Many aquatics operators are breathing a collective sigh
of relief after the U.S. Department of Labor rescinded a
portion of its enforcement position that forbade lifeguards
under age 16 to oversee waterparks.
Last summer, Labor said lifeguards under 16 were not
permitted to do so, leaving operators scrambling to find
workers of legal age. But after reviewing the decision at
the behest of an industry coalition, it revised that
position. The new ruling states that 15-year-olds may serve
as lifeguards at waterparks, except for dispatching or
attending the tops of water slides. Working at the top of a
slide is considered ?tending
However, 15-year-olds may serve as lifeguards at catch
pools at bottoms of water slides, on wave pools, lazy
rivers and play areas. Labor rules state that 15-year-olds

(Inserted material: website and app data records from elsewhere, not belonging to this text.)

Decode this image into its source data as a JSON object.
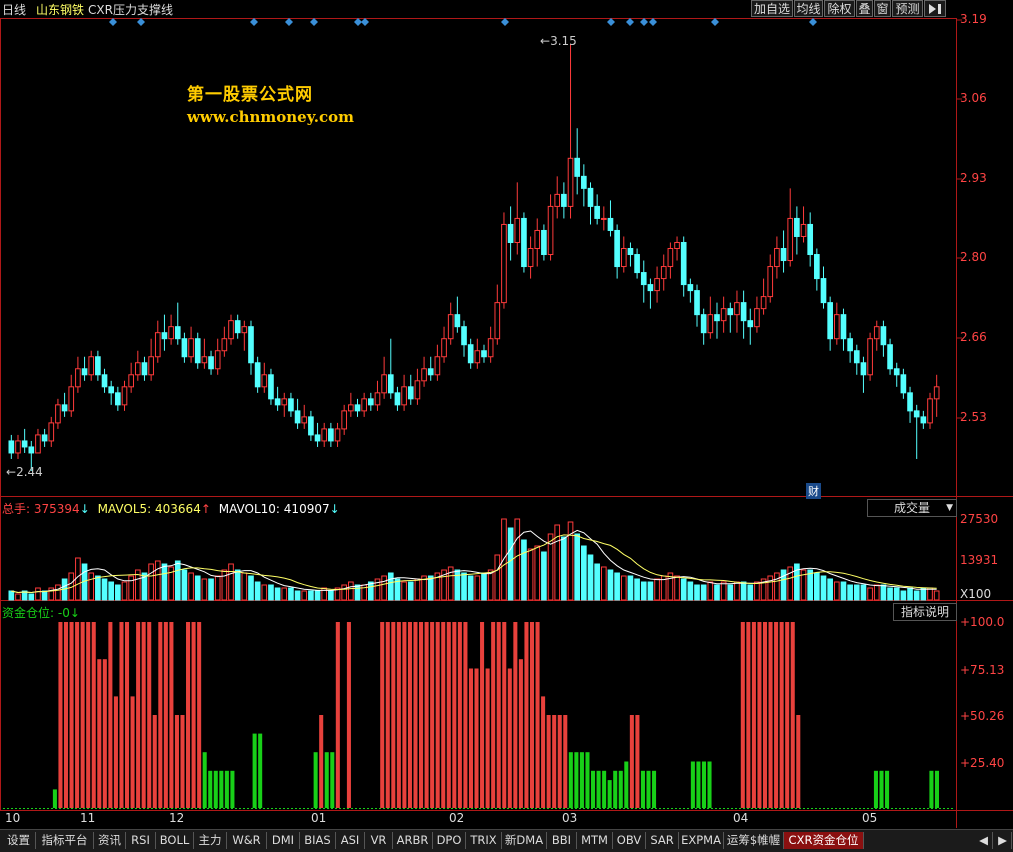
{
  "header": {
    "period": "日线",
    "stock": "山东钢铁",
    "indicator": "CXR压力支撑线",
    "buttons": [
      "加自选",
      "均线",
      "除权",
      "叠",
      "窗",
      "预测"
    ],
    "menu_icon": "arrow-menu-icon"
  },
  "watermark": {
    "line1": "第一股票公式网",
    "line2": "www.chnmoney.com"
  },
  "price_panel": {
    "y_ticks": [
      "3.19",
      "3.06",
      "2.93",
      "2.80",
      "2.66",
      "2.53"
    ],
    "high_marker": "3.15",
    "low_marker": "2.44",
    "finance_tag": "财"
  },
  "volume_panel": {
    "label_total": "总手:",
    "total_value": "375394",
    "label_ma5": "MAVOL5:",
    "ma5_value": "403664",
    "label_ma10": "MAVOL10:",
    "ma10_value": "410907",
    "selector": "成交量",
    "y_ticks": [
      "27530",
      "13931"
    ],
    "unit": "X100"
  },
  "fund_panel": {
    "label": "资金仓位:",
    "value": "-0",
    "help_button": "指标说明",
    "y_ticks": [
      "+100.0",
      "+75.13",
      "+50.26",
      "+25.40"
    ]
  },
  "x_axis": {
    "labels": [
      "10",
      "11",
      "12",
      "01",
      "02",
      "03",
      "04",
      "05"
    ]
  },
  "tabs": [
    "设置",
    "指标平台",
    "资讯",
    "RSI",
    "BOLL",
    "主力",
    "W&R",
    "DMI",
    "BIAS",
    "ASI",
    "VR",
    "ARBR",
    "DPO",
    "TRIX",
    "新DMA",
    "BBI",
    "MTM",
    "OBV",
    "SAR",
    "EXPMA",
    "运筹$帷幄",
    "CXR资金仓位"
  ],
  "active_tab": "CXR资金仓位",
  "colors": {
    "up": "#ff3b3b",
    "down": "#54ffff",
    "fund_red": "#e8413c",
    "fund_green": "#18d018",
    "frame": "#b01818",
    "ma5": "#ffffff",
    "ma10": "#ffff66"
  },
  "chart_data": {
    "type": "candlestick",
    "price_range": [
      2.44,
      3.19
    ],
    "candles": [
      [
        2.49,
        2.47,
        2.5,
        2.46
      ],
      [
        2.47,
        2.49,
        2.5,
        2.46
      ],
      [
        2.49,
        2.48,
        2.51,
        2.47
      ],
      [
        2.48,
        2.47,
        2.49,
        2.44
      ],
      [
        2.47,
        2.5,
        2.51,
        2.47
      ],
      [
        2.5,
        2.49,
        2.51,
        2.48
      ],
      [
        2.49,
        2.52,
        2.53,
        2.48
      ],
      [
        2.52,
        2.55,
        2.56,
        2.51
      ],
      [
        2.55,
        2.54,
        2.57,
        2.53
      ],
      [
        2.54,
        2.58,
        2.6,
        2.53
      ],
      [
        2.58,
        2.61,
        2.63,
        2.57
      ],
      [
        2.61,
        2.6,
        2.63,
        2.59
      ],
      [
        2.6,
        2.63,
        2.64,
        2.59
      ],
      [
        2.63,
        2.6,
        2.64,
        2.59
      ],
      [
        2.6,
        2.58,
        2.61,
        2.57
      ],
      [
        2.58,
        2.57,
        2.59,
        2.55
      ],
      [
        2.57,
        2.55,
        2.58,
        2.54
      ],
      [
        2.55,
        2.58,
        2.59,
        2.54
      ],
      [
        2.58,
        2.6,
        2.62,
        2.57
      ],
      [
        2.6,
        2.62,
        2.64,
        2.59
      ],
      [
        2.62,
        2.6,
        2.63,
        2.59
      ],
      [
        2.6,
        2.63,
        2.66,
        2.59
      ],
      [
        2.63,
        2.67,
        2.69,
        2.62
      ],
      [
        2.67,
        2.66,
        2.7,
        2.64
      ],
      [
        2.66,
        2.68,
        2.7,
        2.65
      ],
      [
        2.68,
        2.66,
        2.72,
        2.65
      ],
      [
        2.66,
        2.63,
        2.67,
        2.62
      ],
      [
        2.63,
        2.66,
        2.68,
        2.62
      ],
      [
        2.66,
        2.62,
        2.67,
        2.61
      ],
      [
        2.62,
        2.63,
        2.66,
        2.61
      ],
      [
        2.63,
        2.61,
        2.64,
        2.6
      ],
      [
        2.61,
        2.64,
        2.66,
        2.6
      ],
      [
        2.64,
        2.66,
        2.68,
        2.63
      ],
      [
        2.66,
        2.69,
        2.7,
        2.65
      ],
      [
        2.69,
        2.67,
        2.7,
        2.66
      ],
      [
        2.67,
        2.68,
        2.69,
        2.64
      ],
      [
        2.68,
        2.62,
        2.69,
        2.6
      ],
      [
        2.62,
        2.58,
        2.63,
        2.57
      ],
      [
        2.58,
        2.6,
        2.62,
        2.57
      ],
      [
        2.6,
        2.56,
        2.61,
        2.55
      ],
      [
        2.56,
        2.55,
        2.58,
        2.54
      ],
      [
        2.55,
        2.56,
        2.57,
        2.53
      ],
      [
        2.56,
        2.54,
        2.57,
        2.53
      ],
      [
        2.54,
        2.52,
        2.56,
        2.51
      ],
      [
        2.52,
        2.53,
        2.55,
        2.51
      ],
      [
        2.53,
        2.5,
        2.54,
        2.49
      ],
      [
        2.5,
        2.49,
        2.52,
        2.48
      ],
      [
        2.49,
        2.51,
        2.52,
        2.48
      ],
      [
        2.51,
        2.49,
        2.52,
        2.48
      ],
      [
        2.49,
        2.51,
        2.52,
        2.48
      ],
      [
        2.51,
        2.54,
        2.55,
        2.5
      ],
      [
        2.54,
        2.55,
        2.57,
        2.53
      ],
      [
        2.55,
        2.54,
        2.56,
        2.53
      ],
      [
        2.54,
        2.56,
        2.57,
        2.53
      ],
      [
        2.56,
        2.55,
        2.57,
        2.54
      ],
      [
        2.55,
        2.57,
        2.59,
        2.54
      ],
      [
        2.57,
        2.6,
        2.63,
        2.56
      ],
      [
        2.6,
        2.57,
        2.66,
        2.56
      ],
      [
        2.57,
        2.55,
        2.58,
        2.54
      ],
      [
        2.55,
        2.58,
        2.6,
        2.54
      ],
      [
        2.58,
        2.56,
        2.6,
        2.55
      ],
      [
        2.56,
        2.59,
        2.61,
        2.55
      ],
      [
        2.59,
        2.61,
        2.63,
        2.58
      ],
      [
        2.61,
        2.6,
        2.63,
        2.59
      ],
      [
        2.6,
        2.63,
        2.65,
        2.59
      ],
      [
        2.63,
        2.66,
        2.68,
        2.62
      ],
      [
        2.66,
        2.7,
        2.72,
        2.65
      ],
      [
        2.7,
        2.68,
        2.73,
        2.67
      ],
      [
        2.68,
        2.65,
        2.69,
        2.63
      ],
      [
        2.65,
        2.62,
        2.66,
        2.61
      ],
      [
        2.62,
        2.64,
        2.66,
        2.61
      ],
      [
        2.64,
        2.63,
        2.65,
        2.62
      ],
      [
        2.63,
        2.66,
        2.68,
        2.62
      ],
      [
        2.66,
        2.72,
        2.75,
        2.65
      ],
      [
        2.72,
        2.85,
        2.87,
        2.71
      ],
      [
        2.85,
        2.82,
        2.88,
        2.79
      ],
      [
        2.82,
        2.86,
        2.92,
        2.8
      ],
      [
        2.86,
        2.78,
        2.87,
        2.77
      ],
      [
        2.78,
        2.81,
        2.83,
        2.76
      ],
      [
        2.81,
        2.84,
        2.86,
        2.78
      ],
      [
        2.84,
        2.8,
        2.85,
        2.79
      ],
      [
        2.8,
        2.88,
        2.9,
        2.79
      ],
      [
        2.88,
        2.9,
        2.93,
        2.86
      ],
      [
        2.9,
        2.88,
        2.92,
        2.86
      ],
      [
        2.88,
        2.96,
        3.15,
        2.86
      ],
      [
        2.96,
        2.93,
        3.01,
        2.9
      ],
      [
        2.93,
        2.91,
        2.95,
        2.88
      ],
      [
        2.91,
        2.88,
        2.92,
        2.85
      ],
      [
        2.88,
        2.86,
        2.9,
        2.85
      ],
      [
        2.86,
        2.86,
        2.88,
        2.84
      ],
      [
        2.86,
        2.84,
        2.89,
        2.83
      ],
      [
        2.84,
        2.78,
        2.85,
        2.76
      ],
      [
        2.78,
        2.81,
        2.83,
        2.77
      ],
      [
        2.81,
        2.8,
        2.82,
        2.78
      ],
      [
        2.8,
        2.77,
        2.81,
        2.76
      ],
      [
        2.77,
        2.75,
        2.79,
        2.72
      ],
      [
        2.75,
        2.74,
        2.76,
        2.71
      ],
      [
        2.74,
        2.76,
        2.78,
        2.72
      ],
      [
        2.76,
        2.78,
        2.8,
        2.74
      ],
      [
        2.78,
        2.81,
        2.82,
        2.76
      ],
      [
        2.81,
        2.82,
        2.83,
        2.79
      ],
      [
        2.82,
        2.75,
        2.83,
        2.73
      ],
      [
        2.75,
        2.74,
        2.76,
        2.72
      ],
      [
        2.74,
        2.7,
        2.75,
        2.68
      ],
      [
        2.7,
        2.67,
        2.71,
        2.65
      ],
      [
        2.67,
        2.7,
        2.73,
        2.66
      ],
      [
        2.7,
        2.69,
        2.72,
        2.66
      ],
      [
        2.69,
        2.71,
        2.73,
        2.67
      ],
      [
        2.71,
        2.7,
        2.72,
        2.67
      ],
      [
        2.7,
        2.72,
        2.74,
        2.67
      ],
      [
        2.72,
        2.69,
        2.74,
        2.66
      ],
      [
        2.69,
        2.68,
        2.71,
        2.65
      ],
      [
        2.68,
        2.71,
        2.73,
        2.67
      ],
      [
        2.71,
        2.73,
        2.76,
        2.7
      ],
      [
        2.73,
        2.78,
        2.8,
        2.72
      ],
      [
        2.78,
        2.81,
        2.83,
        2.76
      ],
      [
        2.81,
        2.79,
        2.84,
        2.77
      ],
      [
        2.79,
        2.86,
        2.91,
        2.78
      ],
      [
        2.86,
        2.83,
        2.88,
        2.8
      ],
      [
        2.83,
        2.85,
        2.88,
        2.82
      ],
      [
        2.85,
        2.8,
        2.87,
        2.78
      ],
      [
        2.8,
        2.76,
        2.81,
        2.74
      ],
      [
        2.76,
        2.72,
        2.78,
        2.71
      ],
      [
        2.72,
        2.66,
        2.73,
        2.64
      ],
      [
        2.66,
        2.7,
        2.72,
        2.65
      ],
      [
        2.7,
        2.66,
        2.71,
        2.64
      ],
      [
        2.66,
        2.64,
        2.67,
        2.62
      ],
      [
        2.64,
        2.62,
        2.65,
        2.6
      ],
      [
        2.62,
        2.6,
        2.63,
        2.57
      ],
      [
        2.6,
        2.66,
        2.67,
        2.59
      ],
      [
        2.66,
        2.68,
        2.69,
        2.64
      ],
      [
        2.68,
        2.65,
        2.69,
        2.63
      ],
      [
        2.65,
        2.61,
        2.66,
        2.6
      ],
      [
        2.61,
        2.6,
        2.62,
        2.58
      ],
      [
        2.6,
        2.57,
        2.61,
        2.56
      ],
      [
        2.57,
        2.54,
        2.58,
        2.52
      ],
      [
        2.54,
        2.53,
        2.55,
        2.46
      ],
      [
        2.53,
        2.52,
        2.54,
        2.51
      ],
      [
        2.52,
        2.56,
        2.57,
        2.51
      ],
      [
        2.56,
        2.58,
        2.6,
        2.53
      ]
    ],
    "volume": [
      3,
      2,
      3,
      2,
      4,
      3,
      4,
      5,
      7,
      9,
      14,
      12,
      9,
      8,
      7,
      6,
      5,
      6,
      8,
      10,
      9,
      12,
      13,
      12,
      11,
      13,
      10,
      9,
      8,
      7,
      7,
      8,
      10,
      12,
      10,
      9,
      8,
      6,
      5,
      5,
      4,
      4,
      4,
      3,
      3,
      3,
      3,
      4,
      3,
      4,
      5,
      6,
      5,
      5,
      6,
      7,
      8,
      9,
      7,
      6,
      6,
      7,
      8,
      8,
      9,
      10,
      11,
      10,
      9,
      8,
      8,
      9,
      10,
      15,
      27,
      24,
      27,
      20,
      17,
      18,
      16,
      22,
      25,
      21,
      26,
      22,
      18,
      15,
      12,
      11,
      10,
      9,
      8,
      8,
      7,
      6,
      6,
      7,
      8,
      9,
      8,
      7,
      6,
      5,
      5,
      6,
      5,
      6,
      5,
      6,
      6,
      5,
      6,
      7,
      8,
      9,
      10,
      11,
      12,
      10,
      10,
      9,
      8,
      7,
      6,
      6,
      5,
      5,
      5,
      4,
      5,
      5,
      4,
      4,
      3,
      4,
      3,
      4,
      4,
      3
    ],
    "volume_max": 27530,
    "fund_position": [
      0,
      0,
      0,
      0,
      0,
      0,
      0,
      0,
      10,
      100,
      100,
      100,
      100,
      100,
      100,
      100,
      80,
      80,
      100,
      60,
      100,
      100,
      60,
      100,
      100,
      100,
      50,
      100,
      100,
      100,
      50,
      50,
      100,
      100,
      100,
      30,
      20,
      20,
      20,
      20,
      20,
      0,
      0,
      0,
      40,
      40,
      0,
      0,
      0,
      0,
      0,
      0,
      0,
      0,
      0,
      30,
      50,
      30,
      30,
      100,
      0,
      100,
      0,
      0,
      0,
      0,
      0,
      100,
      100,
      100,
      100,
      100,
      100,
      100,
      100,
      100,
      100,
      100,
      100,
      100,
      100,
      100,
      100,
      75,
      75,
      100,
      75,
      100,
      100,
      100,
      75,
      100,
      80,
      100,
      100,
      100,
      60,
      50,
      50,
      50,
      50,
      30,
      30,
      30,
      30,
      20,
      20,
      20,
      15,
      20,
      20,
      25,
      50,
      50,
      20,
      20,
      20,
      0,
      0,
      0,
      0,
      0,
      0,
      25,
      25,
      25,
      25,
      0,
      0,
      0,
      0,
      0,
      100,
      100,
      100,
      100,
      100,
      100,
      100,
      100,
      100,
      100,
      50,
      0,
      0,
      0,
      0,
      0,
      0,
      0,
      0,
      0,
      0,
      0,
      0,
      0,
      20,
      20,
      20,
      0,
      0,
      0,
      0,
      0,
      0,
      0,
      20,
      20
    ],
    "fund_range": [
      0,
      100
    ],
    "x_labels": [
      "10",
      "11",
      "12",
      "01",
      "02",
      "03",
      "04",
      "05"
    ]
  }
}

still may not work at natural bodies of water, including
oceans, rivers, lakes, streams, canals, piers or wharfs.
This policy has been recommended by the United States
Lifesaving Association since 1980, said B. Chris Brewster,
the group?s president.
The coalition that convinced Labor officials to change
their waterpark position included the National Recreation
& Park Association, the World Waterpark Association,
International Association of Amusement Parks and
Attractions, American Red Cross, Ellis & Associates,
National Aquatic Safety Council and Starfish Aquatics
?Many of our members employ a significant number
of 15-year-old lifeguards,? said Gina B. Kellogg,
WWA director of communications. ?This decision
lifts a huge burden off their shoulders.?
Other industry leaders are less enthusiastic.
?It?s kind of a good news, bad news
scenario,? said Tom Griffiths, past president of
NRPA?s National Aquatic Branch. ?To cover
our bases aquatically across the country, we need to employ
15-year-olds. On the other hand, ? they lack life
experience and maturity. Not too many professions allow
15-year-olds to be in lifesaving situations.?
Some states have more stringent age laws, and Brewster
said many beach agencies require the minimum age to be at
least 17 or 18. But there are no lifeguard shortages at
beaches, and he said the waterpark industry
shouldn?t have any either. ?Like any job,
if the pay and benefits are adequate, you?ll be
able to find qualified people to do the job,? he